VICTORIA -- Timothy is a self-described creature of habit.

“I wake up at the same time,” he says. “Have the same amount of coffee.”

Then he putters about doing the same sorts of things, before having dinner with his family at 5 p.m., and accepting no phone calls after 8 p.m.

“You could set things to me,” Timothy smiles. “[It’s] almost like Groundhog Day!”

Then the pandemic made things definitely like Groundhog Day.

“The only thing I’ve missed during this pandemic was the option to do stuff,” he says.

Like in 2019, when he cycled from Victoria to Whistler on a vintage 3-speed bike to raise $13,000 for Alzheimer’s research.

“This year I thought, ‘Well, we can’t go anywhere,’” Timothy explains. “So I decided to do daily paintings.”

Timothy committed to creating a painting a day for the whole of 2021—all 365 days. He also decided to do a different theme each month.

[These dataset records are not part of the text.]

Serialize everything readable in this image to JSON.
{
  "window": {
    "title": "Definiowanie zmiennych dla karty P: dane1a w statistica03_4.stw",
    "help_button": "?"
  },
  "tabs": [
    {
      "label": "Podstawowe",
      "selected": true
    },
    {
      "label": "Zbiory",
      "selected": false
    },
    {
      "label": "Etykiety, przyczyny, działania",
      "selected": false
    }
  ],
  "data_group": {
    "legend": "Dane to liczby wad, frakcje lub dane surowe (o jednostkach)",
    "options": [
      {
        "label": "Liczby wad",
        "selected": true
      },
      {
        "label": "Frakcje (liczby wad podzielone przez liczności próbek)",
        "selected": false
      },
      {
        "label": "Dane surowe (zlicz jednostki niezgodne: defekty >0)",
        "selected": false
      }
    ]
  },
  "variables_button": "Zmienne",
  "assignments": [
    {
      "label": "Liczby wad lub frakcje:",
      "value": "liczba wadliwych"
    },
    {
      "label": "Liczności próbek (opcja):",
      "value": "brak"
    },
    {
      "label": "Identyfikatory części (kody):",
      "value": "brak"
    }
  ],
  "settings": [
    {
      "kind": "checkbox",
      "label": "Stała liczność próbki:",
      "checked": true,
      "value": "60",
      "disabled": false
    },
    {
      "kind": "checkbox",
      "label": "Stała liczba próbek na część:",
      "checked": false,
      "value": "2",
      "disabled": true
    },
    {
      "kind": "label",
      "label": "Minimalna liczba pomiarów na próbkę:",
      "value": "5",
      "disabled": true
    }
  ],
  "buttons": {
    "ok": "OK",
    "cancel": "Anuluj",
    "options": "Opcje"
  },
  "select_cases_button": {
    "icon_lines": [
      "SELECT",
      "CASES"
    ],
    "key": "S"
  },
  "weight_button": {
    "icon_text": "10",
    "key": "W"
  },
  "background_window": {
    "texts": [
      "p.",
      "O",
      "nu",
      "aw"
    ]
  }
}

“The first month was road signs,” he smiles. “Because we can’t go anywhere!”

He filled 8x10 canvases with bold acrylics depicting vintage signs—ranging from neon diners—to rusty bait shops.

February was a showcase of beloved pop culture figures from his childhood.

“It was Planet of the Apes, Farrah Fawcett,” he says. “It was Elvis.”

Because the pandemic has shutdown many art galleries, Timothy is showcasing his work on his Instagram and Facebook pages. He picks a painting at random and then, because he appreciates routine, posts it on social media at 8 a.m. every morning.

“I love the fun. I love the challenge [of daily painting],” Timothy smiles. “I love the fact that some people are setting their alarms so they can grab something because they really want it!”

This month, Timothy is painting a series of livestock because proceeds from the sales will support a campaign led by his friend, Jann Arden. The singer-songwriter is striving to stop Canada from transporting live horses thousands of kilometres overseas to be served as raw meat.

“The country was built on the backs of horses,” Arden said during a recent interview with CTV’s W5. “We owe them a debt of gratitude.”

In July, Timothy will mark the start of the Olympics by donating proceeds from his paintings to Can Fund in support of Canadian athletes struggling through the pandemic.

It seems this creature of habit’s daily ritual also includes being kind.

“I just think you have to embrace every day. Be thankful for what you get,” Timothy says. “And try to give back as often as you can.”